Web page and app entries
------------------------------

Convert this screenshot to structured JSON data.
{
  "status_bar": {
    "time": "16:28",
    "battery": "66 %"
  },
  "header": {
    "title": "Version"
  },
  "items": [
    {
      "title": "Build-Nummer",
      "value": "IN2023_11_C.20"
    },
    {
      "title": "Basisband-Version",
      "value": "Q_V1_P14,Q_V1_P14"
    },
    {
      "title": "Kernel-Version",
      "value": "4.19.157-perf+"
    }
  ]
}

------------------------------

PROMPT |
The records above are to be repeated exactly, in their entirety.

OUTPUT OF THE EXERCISE |
Convert this screenshot to structured JSON data.
{
  "status_bar": {
    "time": "16:28",
    "battery": "66 %"
  },
  "header": {
    "title": "Version"
  },
  "items": [
    {
      "title": "Build-Nummer",
      "value": "IN2023_11_C.20"
    },
    {
      "title": "Basisband-Version",
      "value": "Q_V1_P14,Q_V1_P14"
    },
    {
      "title": "Kernel-Version",
      "value": "4.19.157-perf+"
    }
  ]
}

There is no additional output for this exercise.